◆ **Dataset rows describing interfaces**
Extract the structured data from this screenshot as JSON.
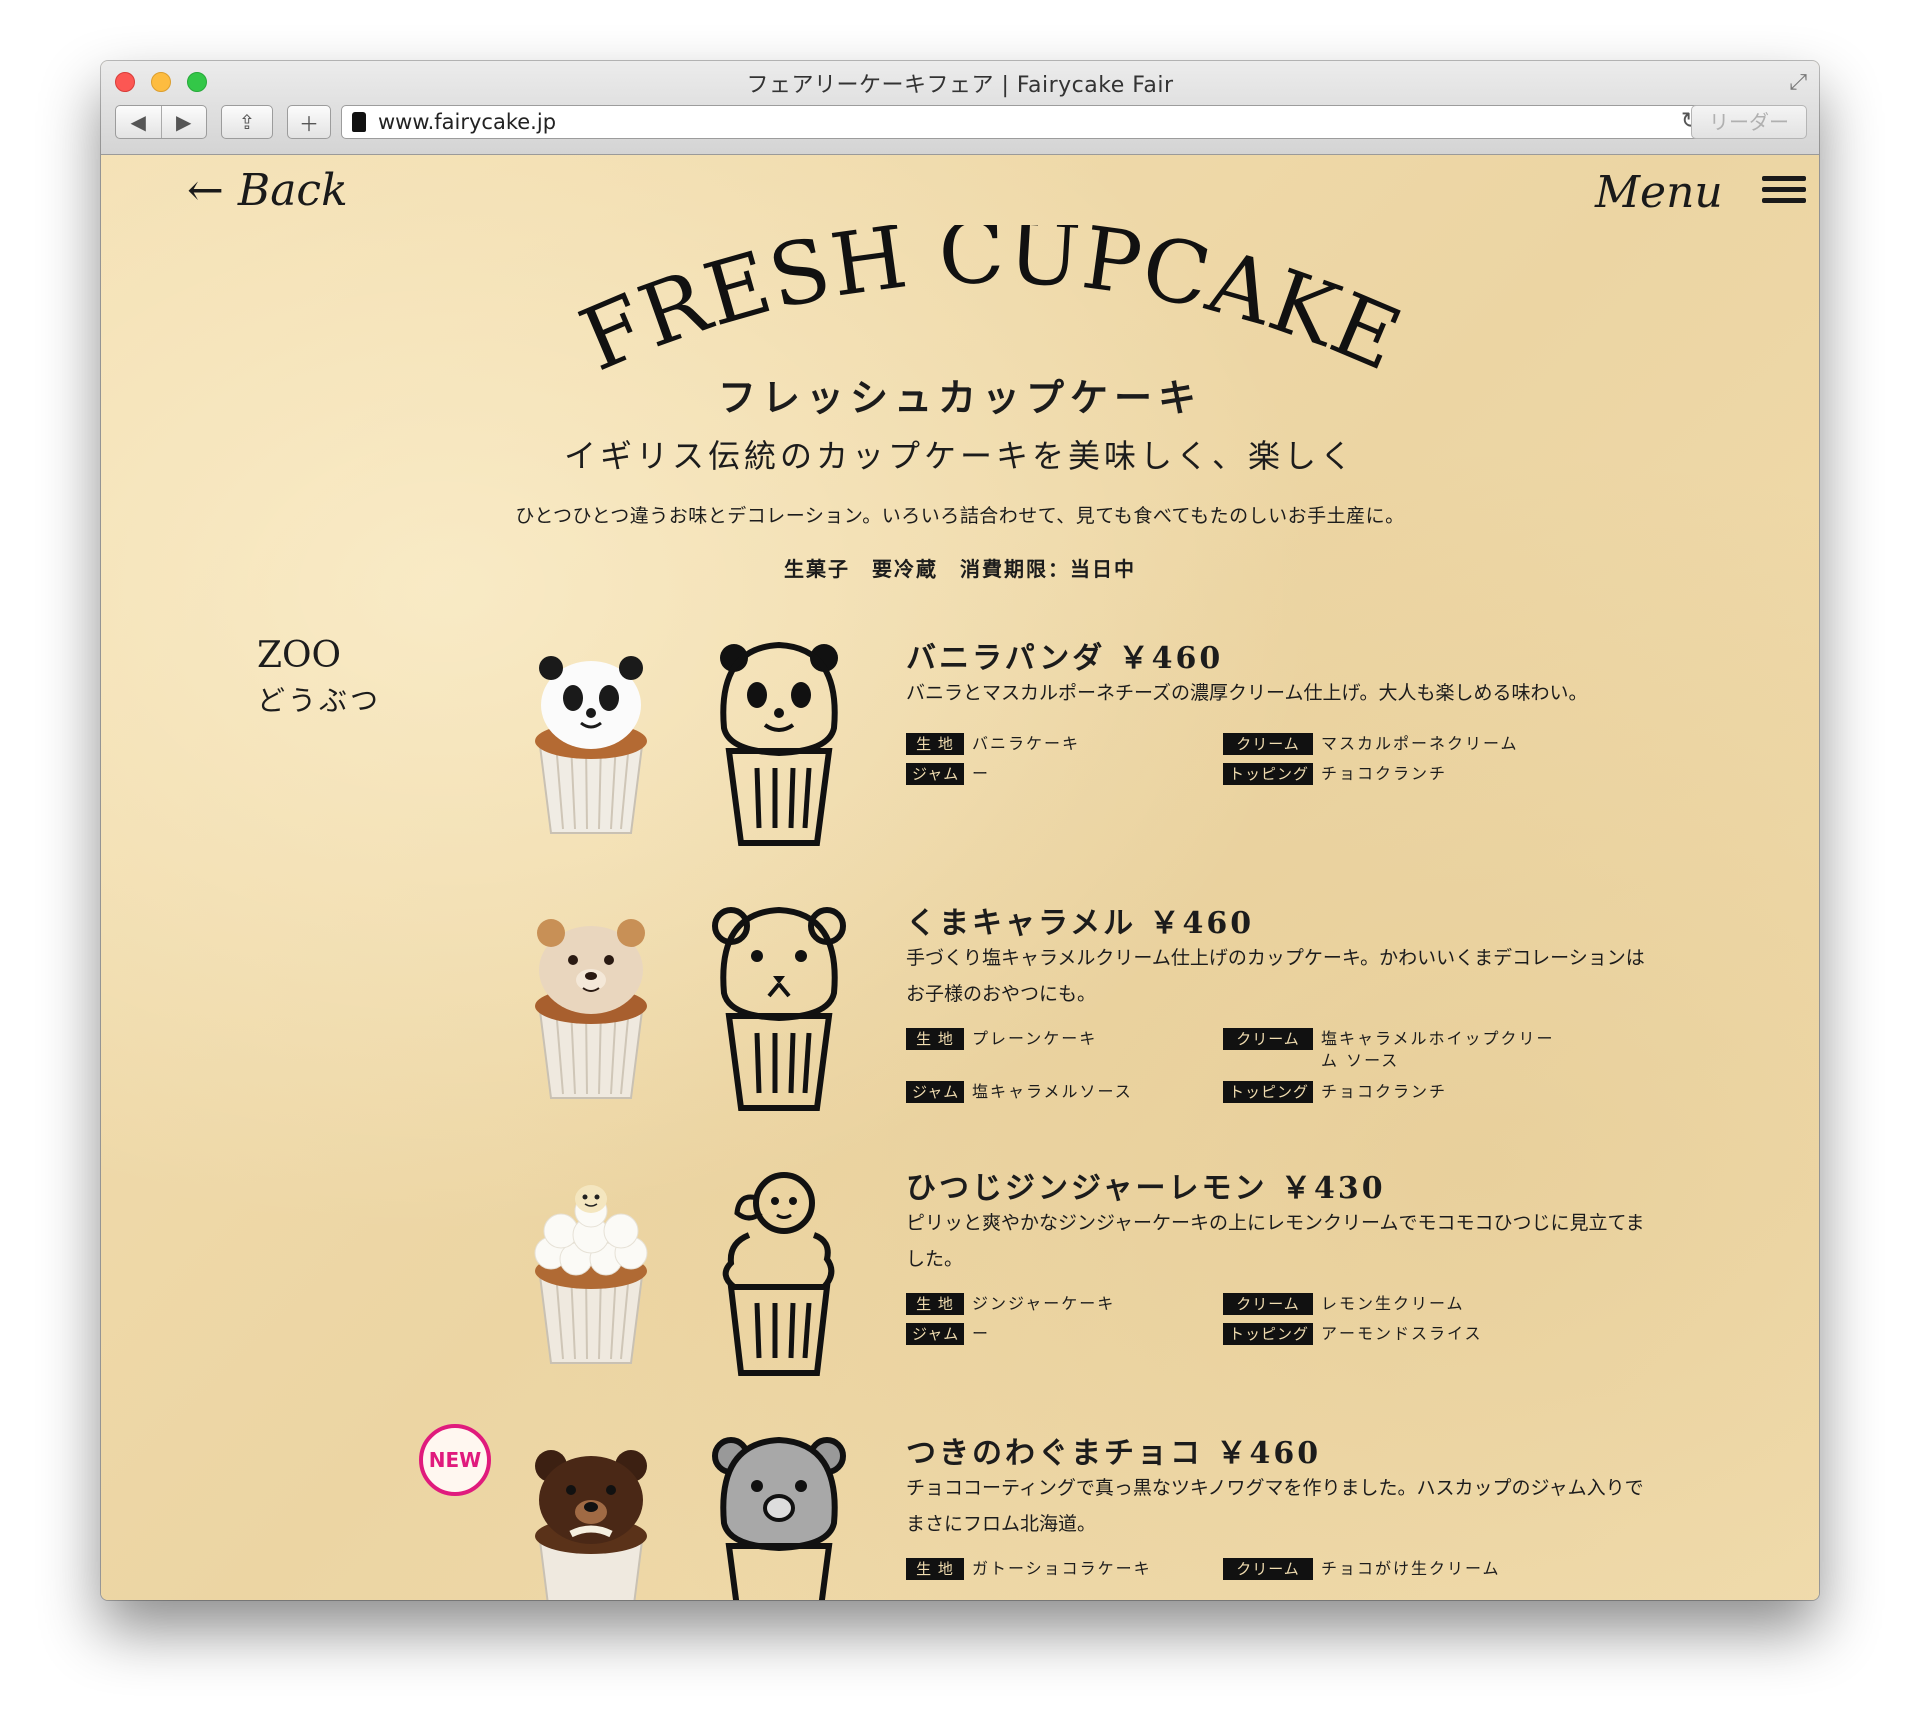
{
  "browser": {
    "title": "フェアリーケーキフェア | Fairycake Fair",
    "url": "www.fairycake.jp",
    "reader_label": "リーダー"
  },
  "nav": {
    "back_label": "← Back",
    "menu_label": "Menu"
  },
  "hero": {
    "title": "FRESH CUPCAKE",
    "subtitle": "フレッシュカップケーキ",
    "tagline": "イギリス伝統のカップケーキを美味しく、楽しく",
    "description": "ひとつひとつ違うお味とデコレーション。いろいろ詰合わせて、見ても食べてもたのしいお手土産に。",
    "notes": "生菓子　要冷蔵　消費期限：当日中"
  },
  "category": {
    "en": "ZOO",
    "jp": "どうぶつ"
  },
  "labels": {
    "base": "生 地",
    "cream": "クリーム",
    "jam": "ジャム",
    "topping": "トッピング"
  },
  "items": [
    {
      "name": "バニラパンダ ￥460",
      "description": "バニラとマスカルポーネチーズの濃厚クリーム仕上げ。大人も楽しめる味わい。",
      "base": "バニラケーキ",
      "cream": "マスカルポーネクリーム",
      "jam": "ー",
      "topping": "チョコクランチ"
    },
    {
      "name": "くまキャラメル ￥460",
      "description": "手づくり塩キャラメルクリーム仕上げのカップケーキ。かわいいくまデコレーションはお子様のおやつにも。",
      "base": "プレーンケーキ",
      "cream": "塩キャラメルホイップクリーム ソース",
      "jam": "塩キャラメルソース",
      "topping": "チョコクランチ"
    },
    {
      "name": "ひつじジンジャーレモン ￥430",
      "description": "ピリッと爽やかなジンジャーケーキの上にレモンクリームでモコモコひつじに見立てました。",
      "base": "ジンジャーケーキ",
      "cream": "レモン生クリーム",
      "jam": "ー",
      "topping": "アーモンドスライス"
    },
    {
      "name": "つきのわぐまチョコ ￥460",
      "description": "チョココーティングで真っ黒なツキノワグマを作りました。ハスカップのジャム入りでまさにフロム北海道。",
      "base": "ガトーショコラケーキ",
      "cream": "チョコがけ生クリーム",
      "badge": "NEW"
    }
  ],
  "colors": {
    "paper": "#f1ddb0",
    "ink": "#111111",
    "new_badge": "#e01b7d"
  }
}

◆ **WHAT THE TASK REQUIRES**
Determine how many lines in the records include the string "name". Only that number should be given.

◆ **RESPONSE AREA**
4